Brazil Blocks WhatsApp for Next 72 Hours Because Facebook Won’t Release Account Information

By Andrew Simontacchi
Andrew Simontacchi
Andrew Simontacchi
May 2, 2016 Updated: May 2, 2016

Brazilian WhatsApp users have been blocked from the app for 72 hours, according to Brazilian publication Folha De S.Paulo.

Local media is reporting that a judge ordered the app to be blocked for the same reason as its first lockout—in response to Facebook’s refusal to comply with federal investigators in ongoing criminal cases. The case began in November 2015 when Judge Marcel Maia Montalvão asked WhatsApp’s owner, Facebook, to release information on accounts of suspected drug dealers who were using the messaging system to communicate. 

Facebook refused to comply and WhatsApp was blocked in Brazil for 12 hours in December 2015.

In March, the same judge ordered Latin America Facebook vice president, Diego Dzodan, to be detained—but another judge ordered Dzodan’s release after one night. 

The current block began at 2 p.m. on Monday and the five telephone operators (TIM, Oi, Vivo, Claro, and Nextel) in Brazil already agreed to block WhatsApp for 72 hours. The daily fine for ignoring the judicial order is $500,000 reais ($143,360).

Facebook already prohibits its social media from being used for drugs and arms dealing, and the company extended this policy to its Instagram service, but these measures don’t yet apply to WhatsApp.

WhatsApp is an instant-messaging platform for smartphones. It was founded by former Yahoo employees in 2009 and was bought by Facebook in February of 2014 for $19.3 billion.

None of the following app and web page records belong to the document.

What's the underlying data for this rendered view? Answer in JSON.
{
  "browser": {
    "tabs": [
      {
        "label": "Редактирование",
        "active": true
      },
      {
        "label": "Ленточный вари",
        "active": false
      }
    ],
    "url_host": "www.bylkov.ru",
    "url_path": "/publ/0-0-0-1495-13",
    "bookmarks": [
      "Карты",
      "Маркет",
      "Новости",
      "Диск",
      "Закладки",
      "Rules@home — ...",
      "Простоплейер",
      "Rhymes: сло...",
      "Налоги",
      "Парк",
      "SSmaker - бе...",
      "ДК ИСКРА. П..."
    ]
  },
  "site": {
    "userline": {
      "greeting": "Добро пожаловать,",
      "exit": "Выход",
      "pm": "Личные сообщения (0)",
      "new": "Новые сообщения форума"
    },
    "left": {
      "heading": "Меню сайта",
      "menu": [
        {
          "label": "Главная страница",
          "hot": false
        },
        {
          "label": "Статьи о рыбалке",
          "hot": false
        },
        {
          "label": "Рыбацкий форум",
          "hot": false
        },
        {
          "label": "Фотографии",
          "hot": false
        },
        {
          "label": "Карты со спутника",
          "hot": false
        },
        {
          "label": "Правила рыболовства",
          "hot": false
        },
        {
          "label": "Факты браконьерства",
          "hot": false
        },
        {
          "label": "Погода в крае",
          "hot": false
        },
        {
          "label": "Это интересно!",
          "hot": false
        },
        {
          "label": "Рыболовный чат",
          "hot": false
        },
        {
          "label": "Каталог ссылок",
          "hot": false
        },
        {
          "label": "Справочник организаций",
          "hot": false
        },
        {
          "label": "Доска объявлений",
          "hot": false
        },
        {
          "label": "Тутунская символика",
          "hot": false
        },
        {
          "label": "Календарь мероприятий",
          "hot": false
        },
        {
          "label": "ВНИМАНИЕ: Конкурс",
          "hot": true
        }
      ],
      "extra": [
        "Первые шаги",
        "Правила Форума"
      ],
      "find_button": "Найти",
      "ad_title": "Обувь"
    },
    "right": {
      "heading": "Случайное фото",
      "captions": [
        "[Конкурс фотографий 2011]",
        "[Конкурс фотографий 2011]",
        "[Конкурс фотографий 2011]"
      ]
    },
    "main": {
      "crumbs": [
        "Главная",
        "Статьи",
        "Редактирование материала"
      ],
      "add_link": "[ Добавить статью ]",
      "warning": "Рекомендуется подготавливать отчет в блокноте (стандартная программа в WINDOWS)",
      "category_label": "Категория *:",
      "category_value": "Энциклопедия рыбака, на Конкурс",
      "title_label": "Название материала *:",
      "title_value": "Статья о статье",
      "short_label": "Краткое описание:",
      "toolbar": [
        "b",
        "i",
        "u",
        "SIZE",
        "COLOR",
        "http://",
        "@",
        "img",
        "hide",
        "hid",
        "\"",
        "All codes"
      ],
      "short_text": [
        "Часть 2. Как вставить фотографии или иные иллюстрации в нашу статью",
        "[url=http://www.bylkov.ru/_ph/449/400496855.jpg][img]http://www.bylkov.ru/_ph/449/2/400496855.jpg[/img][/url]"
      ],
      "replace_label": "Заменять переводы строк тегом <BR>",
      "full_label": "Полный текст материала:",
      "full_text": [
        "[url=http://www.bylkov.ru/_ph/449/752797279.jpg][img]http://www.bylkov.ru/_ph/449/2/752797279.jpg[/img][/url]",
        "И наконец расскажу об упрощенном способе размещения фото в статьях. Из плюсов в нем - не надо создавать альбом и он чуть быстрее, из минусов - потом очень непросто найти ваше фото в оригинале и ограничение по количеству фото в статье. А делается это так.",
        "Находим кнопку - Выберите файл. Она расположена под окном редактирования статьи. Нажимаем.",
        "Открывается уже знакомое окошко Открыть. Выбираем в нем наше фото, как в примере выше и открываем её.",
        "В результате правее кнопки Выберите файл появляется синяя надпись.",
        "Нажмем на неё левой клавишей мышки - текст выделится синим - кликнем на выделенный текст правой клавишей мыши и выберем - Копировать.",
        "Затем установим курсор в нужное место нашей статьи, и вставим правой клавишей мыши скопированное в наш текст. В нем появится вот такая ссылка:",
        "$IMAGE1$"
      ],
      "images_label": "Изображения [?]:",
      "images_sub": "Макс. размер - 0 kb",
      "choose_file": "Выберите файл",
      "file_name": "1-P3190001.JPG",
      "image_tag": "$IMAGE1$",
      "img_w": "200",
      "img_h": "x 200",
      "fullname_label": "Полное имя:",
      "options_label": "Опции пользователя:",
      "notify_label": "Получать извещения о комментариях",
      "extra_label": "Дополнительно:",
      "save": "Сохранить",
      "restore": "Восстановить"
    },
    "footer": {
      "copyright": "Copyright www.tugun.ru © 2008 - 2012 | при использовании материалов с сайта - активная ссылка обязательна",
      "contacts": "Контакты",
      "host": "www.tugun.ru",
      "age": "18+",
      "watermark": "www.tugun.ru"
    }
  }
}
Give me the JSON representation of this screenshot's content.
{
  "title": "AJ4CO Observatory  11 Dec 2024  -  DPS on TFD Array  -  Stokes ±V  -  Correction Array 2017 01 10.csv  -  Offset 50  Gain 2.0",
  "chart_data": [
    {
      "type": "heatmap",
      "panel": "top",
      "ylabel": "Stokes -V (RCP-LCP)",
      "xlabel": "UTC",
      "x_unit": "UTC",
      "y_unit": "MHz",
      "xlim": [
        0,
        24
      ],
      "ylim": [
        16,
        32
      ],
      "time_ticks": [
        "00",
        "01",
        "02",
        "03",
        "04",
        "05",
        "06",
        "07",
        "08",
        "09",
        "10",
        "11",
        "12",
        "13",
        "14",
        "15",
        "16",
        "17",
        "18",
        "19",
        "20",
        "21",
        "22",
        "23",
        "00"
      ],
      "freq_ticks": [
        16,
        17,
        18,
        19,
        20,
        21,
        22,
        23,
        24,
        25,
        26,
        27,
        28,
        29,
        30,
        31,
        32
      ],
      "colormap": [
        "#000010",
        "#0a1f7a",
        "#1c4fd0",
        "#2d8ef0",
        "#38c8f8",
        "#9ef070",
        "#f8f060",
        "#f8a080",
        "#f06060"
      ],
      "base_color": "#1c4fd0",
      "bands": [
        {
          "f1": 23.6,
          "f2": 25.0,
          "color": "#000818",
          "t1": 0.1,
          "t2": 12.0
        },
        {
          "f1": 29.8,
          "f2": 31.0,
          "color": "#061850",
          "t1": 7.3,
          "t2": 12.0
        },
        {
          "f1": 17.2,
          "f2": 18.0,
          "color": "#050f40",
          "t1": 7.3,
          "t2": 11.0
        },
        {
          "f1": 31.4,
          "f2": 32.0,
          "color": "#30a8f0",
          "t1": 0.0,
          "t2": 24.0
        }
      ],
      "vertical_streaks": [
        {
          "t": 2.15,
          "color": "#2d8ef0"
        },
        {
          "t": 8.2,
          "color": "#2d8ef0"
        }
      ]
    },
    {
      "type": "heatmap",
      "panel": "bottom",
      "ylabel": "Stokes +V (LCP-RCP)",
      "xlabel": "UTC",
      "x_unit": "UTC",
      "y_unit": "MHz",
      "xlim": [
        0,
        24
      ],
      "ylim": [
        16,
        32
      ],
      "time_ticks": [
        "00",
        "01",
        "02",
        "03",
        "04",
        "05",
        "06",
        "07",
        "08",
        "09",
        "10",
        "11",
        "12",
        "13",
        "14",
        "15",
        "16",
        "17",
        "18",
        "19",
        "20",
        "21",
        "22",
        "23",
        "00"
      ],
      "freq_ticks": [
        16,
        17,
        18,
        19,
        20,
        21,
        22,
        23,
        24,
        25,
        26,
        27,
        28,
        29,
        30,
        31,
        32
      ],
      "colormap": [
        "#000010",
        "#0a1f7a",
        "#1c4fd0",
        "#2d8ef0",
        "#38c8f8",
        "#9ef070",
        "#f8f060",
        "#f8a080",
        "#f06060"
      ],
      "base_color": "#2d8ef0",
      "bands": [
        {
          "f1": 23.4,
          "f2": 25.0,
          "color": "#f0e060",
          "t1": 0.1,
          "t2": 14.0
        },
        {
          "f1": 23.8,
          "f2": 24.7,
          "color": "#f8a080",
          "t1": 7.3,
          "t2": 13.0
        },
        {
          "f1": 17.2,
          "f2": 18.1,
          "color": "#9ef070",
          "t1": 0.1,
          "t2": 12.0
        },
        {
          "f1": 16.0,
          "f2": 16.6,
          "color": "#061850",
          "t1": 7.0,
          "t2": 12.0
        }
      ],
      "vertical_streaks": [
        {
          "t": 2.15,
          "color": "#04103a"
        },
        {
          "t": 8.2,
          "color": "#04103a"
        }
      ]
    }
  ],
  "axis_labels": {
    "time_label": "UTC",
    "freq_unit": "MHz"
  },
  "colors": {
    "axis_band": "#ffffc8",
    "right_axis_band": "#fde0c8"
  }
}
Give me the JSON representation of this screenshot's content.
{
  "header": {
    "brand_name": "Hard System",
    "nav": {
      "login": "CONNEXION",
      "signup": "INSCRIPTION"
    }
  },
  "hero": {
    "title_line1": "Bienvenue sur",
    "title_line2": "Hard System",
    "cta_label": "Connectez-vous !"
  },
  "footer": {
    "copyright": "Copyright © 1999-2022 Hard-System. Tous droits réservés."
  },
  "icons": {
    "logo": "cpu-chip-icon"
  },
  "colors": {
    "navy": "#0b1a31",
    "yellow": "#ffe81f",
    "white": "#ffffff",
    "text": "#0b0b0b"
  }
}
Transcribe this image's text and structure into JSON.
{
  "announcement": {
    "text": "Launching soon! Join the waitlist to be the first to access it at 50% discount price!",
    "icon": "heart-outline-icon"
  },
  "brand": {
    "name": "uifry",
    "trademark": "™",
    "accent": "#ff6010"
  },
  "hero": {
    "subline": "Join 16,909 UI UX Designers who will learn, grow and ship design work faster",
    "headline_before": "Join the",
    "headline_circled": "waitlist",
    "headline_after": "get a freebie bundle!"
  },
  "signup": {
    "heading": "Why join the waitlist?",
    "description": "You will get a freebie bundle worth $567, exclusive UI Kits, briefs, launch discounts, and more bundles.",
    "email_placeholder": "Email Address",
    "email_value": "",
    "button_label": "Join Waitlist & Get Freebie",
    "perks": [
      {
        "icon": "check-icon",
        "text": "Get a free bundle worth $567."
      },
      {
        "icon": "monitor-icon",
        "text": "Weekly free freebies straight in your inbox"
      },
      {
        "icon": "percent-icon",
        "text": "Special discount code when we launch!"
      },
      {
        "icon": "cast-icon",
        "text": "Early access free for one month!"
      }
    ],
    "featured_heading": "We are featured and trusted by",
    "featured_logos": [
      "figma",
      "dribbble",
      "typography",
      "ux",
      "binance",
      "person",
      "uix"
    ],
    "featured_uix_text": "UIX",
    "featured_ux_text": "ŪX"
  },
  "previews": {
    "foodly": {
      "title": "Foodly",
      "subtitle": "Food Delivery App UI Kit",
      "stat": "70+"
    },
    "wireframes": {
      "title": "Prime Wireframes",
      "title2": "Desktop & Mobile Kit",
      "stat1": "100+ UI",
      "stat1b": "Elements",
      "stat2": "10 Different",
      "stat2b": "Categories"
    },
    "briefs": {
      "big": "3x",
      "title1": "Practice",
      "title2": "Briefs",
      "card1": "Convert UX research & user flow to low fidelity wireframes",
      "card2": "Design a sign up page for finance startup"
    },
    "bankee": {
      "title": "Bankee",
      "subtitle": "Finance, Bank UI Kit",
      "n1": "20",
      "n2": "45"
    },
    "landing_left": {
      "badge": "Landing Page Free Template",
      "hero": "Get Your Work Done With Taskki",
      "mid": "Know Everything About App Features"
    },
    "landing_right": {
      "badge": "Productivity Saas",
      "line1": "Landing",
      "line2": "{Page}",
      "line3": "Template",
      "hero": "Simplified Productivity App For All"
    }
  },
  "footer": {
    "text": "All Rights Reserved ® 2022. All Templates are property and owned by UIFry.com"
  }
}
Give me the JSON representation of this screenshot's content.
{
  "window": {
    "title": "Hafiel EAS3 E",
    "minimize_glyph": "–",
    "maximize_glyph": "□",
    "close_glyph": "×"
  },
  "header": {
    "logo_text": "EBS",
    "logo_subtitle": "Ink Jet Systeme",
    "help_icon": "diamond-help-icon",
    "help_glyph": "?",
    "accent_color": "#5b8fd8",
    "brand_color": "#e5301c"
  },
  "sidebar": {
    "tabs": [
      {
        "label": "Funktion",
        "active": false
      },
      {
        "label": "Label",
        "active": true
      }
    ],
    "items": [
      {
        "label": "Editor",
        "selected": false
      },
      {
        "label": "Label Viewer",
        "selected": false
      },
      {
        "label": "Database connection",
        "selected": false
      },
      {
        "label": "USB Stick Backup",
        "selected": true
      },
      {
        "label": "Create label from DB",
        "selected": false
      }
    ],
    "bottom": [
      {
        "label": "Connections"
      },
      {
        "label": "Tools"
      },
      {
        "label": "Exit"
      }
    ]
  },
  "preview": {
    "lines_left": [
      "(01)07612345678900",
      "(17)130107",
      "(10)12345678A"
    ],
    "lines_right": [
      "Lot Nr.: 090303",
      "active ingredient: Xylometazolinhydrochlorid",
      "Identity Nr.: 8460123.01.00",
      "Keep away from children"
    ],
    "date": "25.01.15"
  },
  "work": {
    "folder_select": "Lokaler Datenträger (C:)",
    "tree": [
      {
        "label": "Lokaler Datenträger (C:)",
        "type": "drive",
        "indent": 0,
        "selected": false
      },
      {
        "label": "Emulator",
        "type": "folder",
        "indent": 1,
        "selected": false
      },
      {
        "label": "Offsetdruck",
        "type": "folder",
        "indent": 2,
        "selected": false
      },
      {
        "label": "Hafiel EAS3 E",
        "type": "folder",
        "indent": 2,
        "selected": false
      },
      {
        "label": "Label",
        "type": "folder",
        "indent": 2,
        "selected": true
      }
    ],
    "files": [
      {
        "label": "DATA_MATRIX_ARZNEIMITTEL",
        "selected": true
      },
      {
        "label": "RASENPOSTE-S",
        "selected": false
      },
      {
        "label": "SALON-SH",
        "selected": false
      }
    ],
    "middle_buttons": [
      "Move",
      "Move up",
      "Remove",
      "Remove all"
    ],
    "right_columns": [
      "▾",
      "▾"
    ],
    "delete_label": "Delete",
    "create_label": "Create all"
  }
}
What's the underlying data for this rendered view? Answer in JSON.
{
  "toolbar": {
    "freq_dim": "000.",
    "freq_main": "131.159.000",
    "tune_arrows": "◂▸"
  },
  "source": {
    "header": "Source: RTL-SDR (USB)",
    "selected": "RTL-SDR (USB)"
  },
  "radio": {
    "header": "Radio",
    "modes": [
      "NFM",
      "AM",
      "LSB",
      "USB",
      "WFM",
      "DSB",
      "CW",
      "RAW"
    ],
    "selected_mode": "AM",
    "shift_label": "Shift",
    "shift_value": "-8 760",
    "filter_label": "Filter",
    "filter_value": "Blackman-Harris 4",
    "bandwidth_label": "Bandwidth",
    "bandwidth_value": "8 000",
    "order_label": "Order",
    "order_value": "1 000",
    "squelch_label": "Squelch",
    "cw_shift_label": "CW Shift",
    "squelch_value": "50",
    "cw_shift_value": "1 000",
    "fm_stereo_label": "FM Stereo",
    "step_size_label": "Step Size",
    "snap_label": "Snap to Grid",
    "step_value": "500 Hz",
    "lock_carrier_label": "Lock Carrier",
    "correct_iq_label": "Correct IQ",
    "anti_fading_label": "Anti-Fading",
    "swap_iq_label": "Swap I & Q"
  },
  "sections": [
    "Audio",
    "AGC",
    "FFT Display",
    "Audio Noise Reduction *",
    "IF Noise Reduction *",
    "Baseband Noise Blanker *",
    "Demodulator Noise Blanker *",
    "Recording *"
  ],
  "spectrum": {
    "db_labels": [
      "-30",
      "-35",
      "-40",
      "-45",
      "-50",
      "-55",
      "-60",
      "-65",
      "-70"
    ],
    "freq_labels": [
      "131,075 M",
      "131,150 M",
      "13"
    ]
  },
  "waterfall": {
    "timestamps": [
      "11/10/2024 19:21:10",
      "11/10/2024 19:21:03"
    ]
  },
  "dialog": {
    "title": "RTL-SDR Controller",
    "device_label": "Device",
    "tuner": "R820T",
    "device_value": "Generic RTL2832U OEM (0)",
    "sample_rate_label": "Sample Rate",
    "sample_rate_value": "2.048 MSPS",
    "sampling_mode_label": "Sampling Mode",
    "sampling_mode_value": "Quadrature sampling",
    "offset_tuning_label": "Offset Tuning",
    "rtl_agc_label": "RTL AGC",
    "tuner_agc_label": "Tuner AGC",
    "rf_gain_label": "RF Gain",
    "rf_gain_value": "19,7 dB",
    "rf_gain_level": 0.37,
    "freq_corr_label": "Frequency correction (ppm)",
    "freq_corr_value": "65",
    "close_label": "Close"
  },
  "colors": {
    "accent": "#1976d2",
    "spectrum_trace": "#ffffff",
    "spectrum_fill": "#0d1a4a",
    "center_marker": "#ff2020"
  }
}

As of February 2016, the app has a user base of one billion people; making it the world’s most popular messaging app.

Andrew Simontacchi
Andrew Simontacchi